Perimenopausal women often face significant challenges when it comes to understanding and managing changes in their menstrual cycles as they approach menopause. A recent study led by researchers from UCL highlights the need for improved education and support for women experiencing these changes.
During the perimenopausal phase, which typically occurs between the ages of 40 and 55, women may encounter unpredictable and heavy periods, along with heightened premenstrual symptoms. These symptoms can manifest as mood swings, breast tenderness, and headaches. The research involved interviews with 31 perimenopausal women from the UK, shedding light on their experiences.
The study revealed that almost all of the participants reported experiencing irregular periods as they entered the perimenopausal stage.

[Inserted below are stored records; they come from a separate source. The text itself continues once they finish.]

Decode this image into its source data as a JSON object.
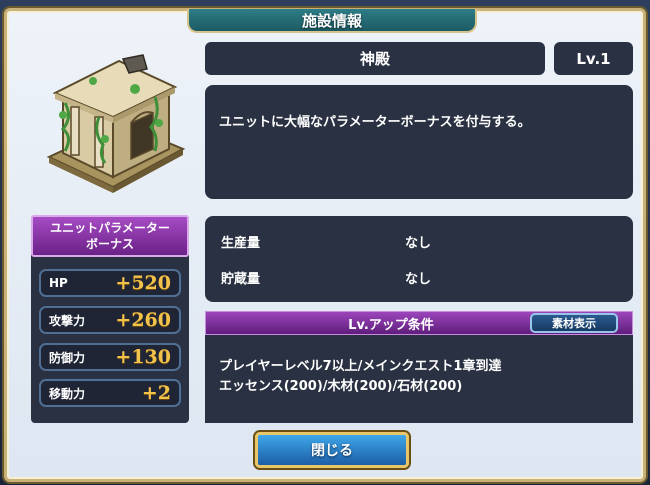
{
  "dialog": {
    "title": "施設情報",
    "close_label": "閉じる"
  },
  "facility": {
    "name": "神殿",
    "level": "Lv.1",
    "description": "ユニットに大幅なパラメーターボーナスを付与する。",
    "image_icon": "temple-ruins-icon"
  },
  "bonus": {
    "header": "ユニットパラメーター\nボーナス",
    "stats": [
      {
        "label": "HP",
        "value": "+520"
      },
      {
        "label": "攻撃力",
        "value": "+260"
      },
      {
        "label": "防御力",
        "value": "+130"
      },
      {
        "label": "移動力",
        "value": "+2"
      }
    ]
  },
  "production": {
    "rows": [
      {
        "label": "生産量",
        "value": "なし"
      },
      {
        "label": "貯蔵量",
        "value": "なし"
      }
    ]
  },
  "levelup": {
    "title": "Lv.アップ条件",
    "material_button": "素材表示",
    "lines": [
      "プレイヤーレベル7以上/メインクエスト1章到達",
      "エッセンス(200)/木材(200)/石材(200)"
    ]
  },
  "colors": {
    "panel_dark": "#2a3142",
    "accent_purple": "#9c45bb",
    "stat_gold": "#f2c24a",
    "button_blue": "#1c5ea6"
  }
}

These changes included alterations in cycle length, period duration, and blood flow. Even women who previously had regular periods faced unpredictability during this phase of life.
Women attributed these constant changes in their menstrual cycles to difficulties in planning and committing to activities outside their homes. The fear of being unable to cope emotionally or physically due to unexpected periods created anxiety. Furthermore, many women expressed concerns about the increased heaviness of their periods during the perimenopause. Such circumstances could result in embarrassing situations or lead to lower iron levels and subsequent exhaustion.
The study also shed light on the intensity and duration of premenstrual symptoms during this phase. Women reported new feelings of anxiety, uncontrollable mood swings, and longer durations of premenstrual syndrome (PMS). These experiences can have a significant impact on both work and mental well-being.
The research emphasized the urgent need for comprehensive support for perimenopausal women, addressing the challenges they face in managing their periods. Recommendations from the participants included workplace support, such as the flexibility to work from home to accommodate unpredictable periods, greater understanding from employers and colleagues, mandatory managerial training, and improved education at schools.
In response to these findings, UCL has recently announced plans for the UK’s first menopause education and support program. Developed in collaboration with Well-being of Women, Sophia Forum, the Royal College of Obstetricians and Gynaecologists, and the British Menopause Society, this program aims to provide education and support to women across the country, empowering them with a deeper understanding of their bodies during menopause.
By offering women access to accurate information and support, this program seeks to alleviate the negative impact of menstrual changes during the perimenopausal period. Inclusive menstrual education during school years and specialized women’s health training for healthcare professionals will also play a vital role in supporting women’s well-being.
With increased knowledge and accessible support, women can navigate their perimenopausal journey with confidence and make informed decisions regarding their health.